▸ GIVEN INFORMATION:

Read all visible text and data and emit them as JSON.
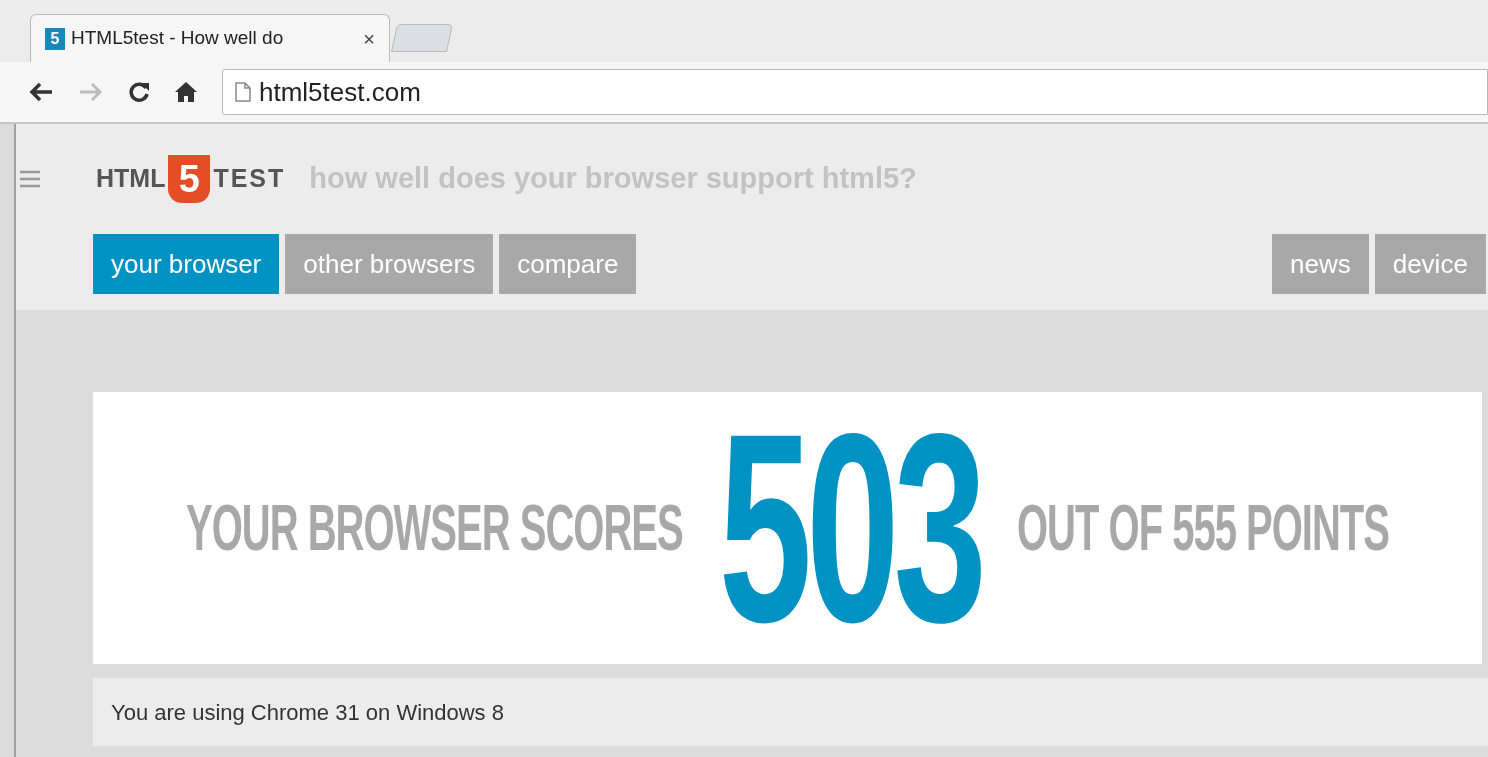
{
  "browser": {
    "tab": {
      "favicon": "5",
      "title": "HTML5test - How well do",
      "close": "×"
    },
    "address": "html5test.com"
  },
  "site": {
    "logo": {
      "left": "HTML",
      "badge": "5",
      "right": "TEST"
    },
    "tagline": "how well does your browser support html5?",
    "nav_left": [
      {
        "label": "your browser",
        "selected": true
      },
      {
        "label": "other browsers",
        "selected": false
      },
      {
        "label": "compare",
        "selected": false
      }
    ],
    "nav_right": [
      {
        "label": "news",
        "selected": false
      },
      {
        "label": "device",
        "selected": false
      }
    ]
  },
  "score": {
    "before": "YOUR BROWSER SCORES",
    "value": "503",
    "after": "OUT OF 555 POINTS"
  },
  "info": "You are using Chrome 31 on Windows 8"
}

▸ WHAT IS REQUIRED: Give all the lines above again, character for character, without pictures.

▸ RESULT FOR THIS TASK:
Read all visible text and data and emit them as JSON.
{
  "browser": {
    "tab": {
      "favicon": "5",
      "title": "HTML5test - How well do",
      "close": "×"
    },
    "address": "html5test.com"
  },
  "site": {
    "logo": {
      "left": "HTML",
      "badge": "5",
      "right": "TEST"
    },
    "tagline": "how well does your browser support html5?",
    "nav_left": [
      {
        "label": "your browser",
        "selected": true
      },
      {
        "label": "other browsers",
        "selected": false
      },
      {
        "label": "compare",
        "selected": false
      }
    ],
    "nav_right": [
      {
        "label": "news",
        "selected": false
      },
      {
        "label": "device",
        "selected": false
      }
    ]
  },
  "score": {
    "before": "YOUR BROWSER SCORES",
    "value": "503",
    "after": "OUT OF 555 POINTS"
  },
  "info": "You are using Chrome 31 on Windows 8"
}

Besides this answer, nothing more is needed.